> _TASK DETAILS_: Write the data below out again, with each line matching the original.
Start of RECORDS
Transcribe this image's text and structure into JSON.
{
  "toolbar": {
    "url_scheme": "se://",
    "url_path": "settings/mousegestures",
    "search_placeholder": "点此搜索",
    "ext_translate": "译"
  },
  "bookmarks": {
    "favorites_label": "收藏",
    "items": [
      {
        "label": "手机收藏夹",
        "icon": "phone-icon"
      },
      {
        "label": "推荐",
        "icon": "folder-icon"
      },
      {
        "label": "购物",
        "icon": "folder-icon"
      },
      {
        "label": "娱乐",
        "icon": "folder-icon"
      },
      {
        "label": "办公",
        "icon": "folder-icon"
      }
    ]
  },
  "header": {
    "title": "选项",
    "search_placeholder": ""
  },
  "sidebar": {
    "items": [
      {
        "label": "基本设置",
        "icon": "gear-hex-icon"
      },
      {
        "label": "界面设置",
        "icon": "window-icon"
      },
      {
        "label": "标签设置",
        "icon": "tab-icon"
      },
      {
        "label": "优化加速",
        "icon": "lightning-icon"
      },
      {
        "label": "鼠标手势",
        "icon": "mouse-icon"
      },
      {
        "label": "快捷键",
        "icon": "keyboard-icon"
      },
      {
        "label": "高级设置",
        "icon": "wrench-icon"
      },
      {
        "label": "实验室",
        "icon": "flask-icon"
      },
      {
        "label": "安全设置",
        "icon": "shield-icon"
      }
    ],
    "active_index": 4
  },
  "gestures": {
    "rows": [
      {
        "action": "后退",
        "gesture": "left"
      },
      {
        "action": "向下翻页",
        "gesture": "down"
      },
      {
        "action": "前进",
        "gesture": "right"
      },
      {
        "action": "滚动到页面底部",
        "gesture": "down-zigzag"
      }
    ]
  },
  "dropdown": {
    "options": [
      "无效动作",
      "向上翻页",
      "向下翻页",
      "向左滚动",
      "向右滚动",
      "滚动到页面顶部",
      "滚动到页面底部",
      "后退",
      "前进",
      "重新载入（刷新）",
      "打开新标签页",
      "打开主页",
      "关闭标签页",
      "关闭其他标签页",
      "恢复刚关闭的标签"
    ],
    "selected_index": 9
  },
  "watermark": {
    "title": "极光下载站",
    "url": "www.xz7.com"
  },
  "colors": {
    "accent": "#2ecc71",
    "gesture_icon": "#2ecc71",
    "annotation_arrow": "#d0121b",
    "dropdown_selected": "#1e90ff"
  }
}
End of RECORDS
> _SOLUTION BELOW_:
Transcribe this image's text and structure into JSON.
{
  "toolbar": {
    "url_scheme": "se://",
    "url_path": "settings/mousegestures",
    "search_placeholder": "点此搜索",
    "ext_translate": "译"
  },
  "bookmarks": {
    "favorites_label": "收藏",
    "items": [
      {
        "label": "手机收藏夹",
        "icon": "phone-icon"
      },
      {
        "label": "推荐",
        "icon": "folder-icon"
      },
      {
        "label": "购物",
        "icon": "folder-icon"
      },
      {
        "label": "娱乐",
        "icon": "folder-icon"
      },
      {
        "label": "办公",
        "icon": "folder-icon"
      }
    ]
  },
  "header": {
    "title": "选项",
    "search_placeholder": ""
  },
  "sidebar": {
    "items": [
      {
        "label": "基本设置",
        "icon": "gear-hex-icon"
      },
      {
        "label": "界面设置",
        "icon": "window-icon"
      },
      {
        "label": "标签设置",
        "icon": "tab-icon"
      },
      {
        "label": "优化加速",
        "icon": "lightning-icon"
      },
      {
        "label": "鼠标手势",
        "icon": "mouse-icon"
      },
      {
        "label": "快捷键",
        "icon": "keyboard-icon"
      },
      {
        "label": "高级设置",
        "icon": "wrench-icon"
      },
      {
        "label": "实验室",
        "icon": "flask-icon"
      },
      {
        "label": "安全设置",
        "icon": "shield-icon"
      }
    ],
    "active_index": 4
  },
  "gestures": {
    "rows": [
      {
        "action": "后退",
        "gesture": "left"
      },
      {
        "action": "向下翻页",
        "gesture": "down"
      },
      {
        "action": "前进",
        "gesture": "right"
      },
      {
        "action": "滚动到页面底部",
        "gesture": "down-zigzag"
      }
    ]
  },
  "dropdown": {
    "options": [
      "无效动作",
      "向上翻页",
      "向下翻页",
      "向左滚动",
      "向右滚动",
      "滚动到页面顶部",
      "滚动到页面底部",
      "后退",
      "前进",
      "重新载入（刷新）",
      "打开新标签页",
      "打开主页",
      "关闭标签页",
      "关闭其他标签页",
      "恢复刚关闭的标签"
    ],
    "selected_index": 9
  },
  "watermark": {
    "title": "极光下载站",
    "url": "www.xz7.com"
  },
  "colors": {
    "accent": "#2ecc71",
    "gesture_icon": "#2ecc71",
    "annotation_arrow": "#d0121b",
    "dropdown_selected": "#1e90ff"
  }
}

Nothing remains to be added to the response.